_Exercise objective_: In how many lines of the records does "description" appear? Answer with one number.

_Recorded information_:
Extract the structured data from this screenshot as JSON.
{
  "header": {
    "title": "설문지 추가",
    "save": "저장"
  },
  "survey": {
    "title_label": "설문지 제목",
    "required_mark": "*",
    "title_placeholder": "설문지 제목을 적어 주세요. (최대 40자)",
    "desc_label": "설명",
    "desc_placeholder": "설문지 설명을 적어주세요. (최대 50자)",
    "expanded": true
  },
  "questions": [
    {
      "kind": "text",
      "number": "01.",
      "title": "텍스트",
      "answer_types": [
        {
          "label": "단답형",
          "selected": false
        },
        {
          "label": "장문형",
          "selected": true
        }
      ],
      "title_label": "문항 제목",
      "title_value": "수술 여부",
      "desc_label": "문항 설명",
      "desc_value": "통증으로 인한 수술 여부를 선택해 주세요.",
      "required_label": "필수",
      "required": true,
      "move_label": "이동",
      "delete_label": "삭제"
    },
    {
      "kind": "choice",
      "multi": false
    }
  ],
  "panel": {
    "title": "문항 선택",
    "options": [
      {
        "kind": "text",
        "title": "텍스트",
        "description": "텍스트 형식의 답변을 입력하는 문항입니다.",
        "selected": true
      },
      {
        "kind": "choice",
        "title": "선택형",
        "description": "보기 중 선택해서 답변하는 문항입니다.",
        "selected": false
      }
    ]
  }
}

_Result of this task_: 2